Not all vehicles are covered. For example, if you wanted to roll around in a Ferrari, you wouldn’t qualify for coverage. The same goes if you sign a rental agreement for any luxe vehicle or a van, motorcycle, moped, open-bed vehicle, or antique auto.

These exceptions are pretty standard across card companies, but it’s always a good idea to give your benefits administrator a quick ring before signing to make sure your specific make and model will be eligible for coverage.

The only thing you have to do to accept coverage is definitively decline the insurance the rental agency is offering you. In writing.

Your Own Auto Insurance

If you have auto insurance, the following areas will generally be covered by your own policy:

  • Liability to others’ property in case of property damage
  • Liability for others’ medical bills in case of a crash
  • Medical expenses for you and others in your vehicle

This is a good time to review your coverage limits. If they’re too low, up them.

If you carry a renter’s or homeowner’s policy, your personal effects will typically be covered in case of theft—even though you’re not at home, and even though you’re in a rental car.

Your auto policy should also cover damages due to collision or theft, but if you have a deductible the policy on your credit card should help make up the difference.
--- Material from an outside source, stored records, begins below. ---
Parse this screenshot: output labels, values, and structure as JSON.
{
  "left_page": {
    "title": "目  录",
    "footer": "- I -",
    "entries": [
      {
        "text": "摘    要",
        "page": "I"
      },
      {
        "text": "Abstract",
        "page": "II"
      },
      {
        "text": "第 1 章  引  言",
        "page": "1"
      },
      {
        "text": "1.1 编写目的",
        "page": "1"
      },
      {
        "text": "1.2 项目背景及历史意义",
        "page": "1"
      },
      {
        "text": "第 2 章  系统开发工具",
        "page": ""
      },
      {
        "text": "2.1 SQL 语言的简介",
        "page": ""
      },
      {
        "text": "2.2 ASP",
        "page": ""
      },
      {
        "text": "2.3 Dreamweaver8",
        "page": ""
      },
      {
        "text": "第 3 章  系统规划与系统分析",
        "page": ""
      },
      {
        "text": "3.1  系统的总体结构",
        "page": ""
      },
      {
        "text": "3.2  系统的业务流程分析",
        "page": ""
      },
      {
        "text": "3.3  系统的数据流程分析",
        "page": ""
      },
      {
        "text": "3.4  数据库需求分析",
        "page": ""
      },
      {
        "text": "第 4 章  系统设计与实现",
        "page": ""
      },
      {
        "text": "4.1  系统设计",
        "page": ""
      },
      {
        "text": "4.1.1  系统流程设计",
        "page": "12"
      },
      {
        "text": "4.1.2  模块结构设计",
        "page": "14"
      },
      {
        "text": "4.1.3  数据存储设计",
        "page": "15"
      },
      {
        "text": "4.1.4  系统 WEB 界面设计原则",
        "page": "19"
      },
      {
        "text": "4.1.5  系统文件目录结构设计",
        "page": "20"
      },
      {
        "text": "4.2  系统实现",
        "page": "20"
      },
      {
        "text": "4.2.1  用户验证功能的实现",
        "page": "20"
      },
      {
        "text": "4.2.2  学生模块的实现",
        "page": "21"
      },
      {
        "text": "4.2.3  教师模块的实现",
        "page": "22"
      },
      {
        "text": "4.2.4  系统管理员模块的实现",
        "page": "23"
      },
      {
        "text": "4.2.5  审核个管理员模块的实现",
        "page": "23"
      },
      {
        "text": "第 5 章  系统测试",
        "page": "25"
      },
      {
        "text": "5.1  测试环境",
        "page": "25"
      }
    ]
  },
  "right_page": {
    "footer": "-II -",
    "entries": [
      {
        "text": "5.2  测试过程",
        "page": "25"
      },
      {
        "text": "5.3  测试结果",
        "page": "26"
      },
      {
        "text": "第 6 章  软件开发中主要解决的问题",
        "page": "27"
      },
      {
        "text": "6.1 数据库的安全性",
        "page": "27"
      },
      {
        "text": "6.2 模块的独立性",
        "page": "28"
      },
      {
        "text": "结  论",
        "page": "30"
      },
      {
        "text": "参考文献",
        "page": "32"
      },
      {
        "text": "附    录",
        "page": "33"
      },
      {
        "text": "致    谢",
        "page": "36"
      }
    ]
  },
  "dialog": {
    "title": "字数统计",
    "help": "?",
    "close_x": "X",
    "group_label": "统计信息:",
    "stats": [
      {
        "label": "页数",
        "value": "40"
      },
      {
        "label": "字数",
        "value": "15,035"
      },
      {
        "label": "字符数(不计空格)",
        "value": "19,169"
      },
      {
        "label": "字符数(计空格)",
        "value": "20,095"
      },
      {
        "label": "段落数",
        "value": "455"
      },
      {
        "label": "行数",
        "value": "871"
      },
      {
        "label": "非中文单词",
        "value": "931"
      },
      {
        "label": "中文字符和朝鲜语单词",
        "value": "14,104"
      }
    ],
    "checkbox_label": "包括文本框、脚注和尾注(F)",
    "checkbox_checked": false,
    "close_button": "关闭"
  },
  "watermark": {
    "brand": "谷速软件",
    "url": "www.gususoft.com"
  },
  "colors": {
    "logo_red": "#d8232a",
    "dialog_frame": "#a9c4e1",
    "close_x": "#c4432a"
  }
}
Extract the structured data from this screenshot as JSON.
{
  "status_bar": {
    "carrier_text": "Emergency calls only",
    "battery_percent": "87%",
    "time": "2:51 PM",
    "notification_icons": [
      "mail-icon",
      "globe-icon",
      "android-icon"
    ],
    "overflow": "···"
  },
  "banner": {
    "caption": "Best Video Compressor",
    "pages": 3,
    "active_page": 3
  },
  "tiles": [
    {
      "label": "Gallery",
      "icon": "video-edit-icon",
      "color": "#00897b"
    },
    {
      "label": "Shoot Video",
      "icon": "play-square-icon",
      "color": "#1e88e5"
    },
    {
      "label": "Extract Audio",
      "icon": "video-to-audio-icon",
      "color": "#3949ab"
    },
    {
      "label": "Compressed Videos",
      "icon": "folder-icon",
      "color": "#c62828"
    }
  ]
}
You’ll either have no out-of-pocket costs or be reimbursed for expenses in those two areas.

What Insurance Should You Buy from a Rental Agency?

If you do not have your own auto insurance policy, it’s wise to purchase the liability coverage from the rental agency, even if you have collision and theft covered via your credit card.

If you and everyone in your car carry health insurance, you can probably skip the medical coverage—unless someone knows they have an astronomical deductible or low coverage limits.

If you don’t carry homeowner’s or renter’s insurance, get on that. You should have it anyways. But if you don’t currently have a policy and you’re traveling with belongings you’d be remiss without, it’s not a bad idea to sign on for the personal effects coverage, too.



This post is in collaboration with PenFed Credit Union. The views expressed in the article are the views of the author and do not necessarily reflect the views of Pentagon Federal Credit Union. PenFed Credit Union is an Equal Housing Lender and is federally insured by the NCUA.